• Task
Word for word, restate each entry that appears below.

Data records
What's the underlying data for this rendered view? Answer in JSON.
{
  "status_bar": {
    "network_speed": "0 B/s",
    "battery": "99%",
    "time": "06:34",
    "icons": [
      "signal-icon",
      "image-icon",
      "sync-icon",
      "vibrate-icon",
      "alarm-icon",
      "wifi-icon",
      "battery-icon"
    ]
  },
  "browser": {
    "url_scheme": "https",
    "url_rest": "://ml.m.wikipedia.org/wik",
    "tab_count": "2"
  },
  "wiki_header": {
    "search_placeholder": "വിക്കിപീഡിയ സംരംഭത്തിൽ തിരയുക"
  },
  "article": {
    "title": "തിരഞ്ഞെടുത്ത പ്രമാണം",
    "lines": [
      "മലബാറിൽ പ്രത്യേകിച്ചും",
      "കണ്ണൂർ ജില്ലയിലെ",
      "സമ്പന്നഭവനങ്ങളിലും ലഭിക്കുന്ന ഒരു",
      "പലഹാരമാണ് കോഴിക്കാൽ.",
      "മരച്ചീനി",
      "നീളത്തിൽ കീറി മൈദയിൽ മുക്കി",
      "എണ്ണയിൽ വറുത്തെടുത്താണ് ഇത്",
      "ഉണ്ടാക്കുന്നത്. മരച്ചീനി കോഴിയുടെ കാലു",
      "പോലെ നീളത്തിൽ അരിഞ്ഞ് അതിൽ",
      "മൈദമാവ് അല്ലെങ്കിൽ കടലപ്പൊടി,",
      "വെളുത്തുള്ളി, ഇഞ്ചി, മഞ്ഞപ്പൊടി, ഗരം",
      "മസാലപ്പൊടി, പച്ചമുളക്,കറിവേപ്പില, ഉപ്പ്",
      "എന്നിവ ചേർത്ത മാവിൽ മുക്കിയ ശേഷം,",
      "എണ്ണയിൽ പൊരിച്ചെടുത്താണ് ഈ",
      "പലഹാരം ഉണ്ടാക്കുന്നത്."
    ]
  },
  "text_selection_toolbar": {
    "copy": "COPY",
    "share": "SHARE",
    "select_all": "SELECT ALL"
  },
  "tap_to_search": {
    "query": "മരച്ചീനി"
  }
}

• Exercise output
What's the underlying data for this rendered view? Answer in JSON.
{
  "status_bar": {
    "network_speed": "0 B/s",
    "battery": "99%",
    "time": "06:34",
    "icons": [
      "signal-icon",
      "image-icon",
      "sync-icon",
      "vibrate-icon",
      "alarm-icon",
      "wifi-icon",
      "battery-icon"
    ]
  },
  "browser": {
    "url_scheme": "https",
    "url_rest": "://ml.m.wikipedia.org/wik",
    "tab_count": "2"
  },
  "wiki_header": {
    "search_placeholder": "വിക്കിപീഡിയ സംരംഭത്തിൽ തിരയുക"
  },
  "article": {
    "title": "തിരഞ്ഞെടുത്ത പ്രമാണം",
    "lines": [
      "മലബാറിൽ പ്രത്യേകിച്ചും",
      "കണ്ണൂർ ജില്ലയിലെ",
      "സമ്പന്നഭവനങ്ങളിലും ലഭിക്കുന്ന ഒരു",
      "പലഹാരമാണ് കോഴിക്കാൽ.",
      "മരച്ചീനി",
      "നീളത്തിൽ കീറി മൈദയിൽ മുക്കി",
      "എണ്ണയിൽ വറുത്തെടുത്താണ് ഇത്",
      "ഉണ്ടാക്കുന്നത്. മരച്ചീനി കോഴിയുടെ കാലു",
      "പോലെ നീളത്തിൽ അരിഞ്ഞ് അതിൽ",
      "മൈദമാവ് അല്ലെങ്കിൽ കടലപ്പൊടി,",
      "വെളുത്തുള്ളി, ഇഞ്ചി, മഞ്ഞപ്പൊടി, ഗരം",
      "മസാലപ്പൊടി, പച്ചമുളക്,കറിവേപ്പില, ഉപ്പ്",
      "എന്നിവ ചേർത്ത മാവിൽ മുക്കിയ ശേഷം,",
      "എണ്ണയിൽ പൊരിച്ചെടുത്താണ് ഈ",
      "പലഹാരം ഉണ്ടാക്കുന്നത്."
    ]
  },
  "text_selection_toolbar": {
    "copy": "COPY",
    "share": "SHARE",
    "select_all": "SELECT ALL"
  },
  "tap_to_search": {
    "query": "മരച്ചീനി"
  }
}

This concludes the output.